There are criticisms of the Federalism idea. The first criticisms are that it addresses the wrong problem; that the ethnic clashes are not politically motivated. This is just untrue. The militia sympathizers boycott elections, walk out of parliament, and make careful political assassinations to try and either protest or gain political advantage. This is not simply racial genocide and carnage.

The second criticism is that Turkey, our allies, would be very upset at the move, as it would invigorate the Kurds in eastern Turkey, and open up the possibility of the formation of a Kurdish state. I find this problem to be largely overplayed. The Kurds simply don't need more autonomy (as their region is so peaceful), and they would be unlikely to get more. In fact, the Kurdish semi-autonomous state should be used as a model for the other two.

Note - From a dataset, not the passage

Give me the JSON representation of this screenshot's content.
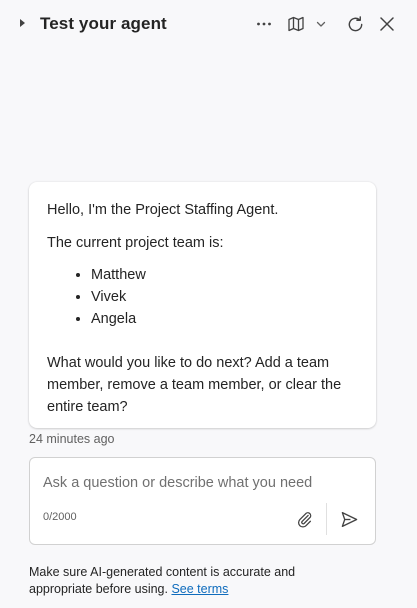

Finally, there are fears that an Iraqi three-state program would turn into a mass migration and refugee nightmare like India and Pakistan/Bangladesh when they formed. While many people would likely move between states, this problem is also overplayed. First, American and Iraqi forces would clearly oversee state migrations in the first few months to make sure that the situation remained as peaceful as possible, and so fewer fights are likely to break out. Also, many fewer people would be moving across a border with better infrastructure, so the migration would be faster and easier. It's entirely possible that blood could be shed during this process, but we are clearly not saving lives by doing nothing at all, and the long-term benefits could be the saving grace of Iraq.

Clearly, Turkey's worries and the problems of migration and refugees should not be ignored, but they are relatively small problems compared to the civil war that rages in Iraq today, and could be managed to some degree by coalition and Iraqi forces. Once the migration has occured, the two new states could set up their own constitutions and parliaments, like American states, and begin a sense of self-rule that would bring great political security to all three regions.

Ultimately, the average Iraqi person wants peace. And if the average Iraqi person feels political and military security, he is not going to support dangerous militias that will propogate a civil war that is primarily targeting civilians. But until the Iraqi people have this security, they will fight desperately and bitterly to make sure they get it, and this civil war will rage on, no matter how many troops we have (or don't have) in Iraq.

Monday, December 4, 2006

The Chinese Nuclear Weapons Program

A paper I wrote that touches on the Chinese nuclear arsenal, China's proliferation practices, and how these threaten United States national security.

A brief summary:

The Chinese nuclear arsenal is technologically sound and very capable. The Chinese have nuclear warheads mounted on ballistic missiles capable of hitting the entire area of the United States. Also, some Chinese military personnel have implied or said explicitly that deploying nuclear weapons against the United States remains an option if the United States intervenes in a cross-strait (Taiwanese) conflict. But because of its investment in United States consumers, as well as the Asian supply line and world economy in general, the Chinese government is very likely to see the costs of nuclear warfare far too high for it to be a serious option.

But Chinese proliferation policy in the 1980's and 1990's has given ballistic missile and/or nuclear weapons technology to very dangerous states, including Iran, North Korea, and Pakistan. These countries not only pose a significant nuclear threat to the United States and its allies, but may very well further spread nuclear or ballistic missile technology to other dangerous states or terrorist organizations. This would constitute a "Cascade of Proliferation," making nuclear technology nearly democratic, and making the world a significantly more dangerous place. Although China's nuclear proliferation policy has become much more responsible with time, it's past actions have armed many states dangerous to the United States. Any damage that the Chinese nuclear program might do to the United States may now be out of Chinese control.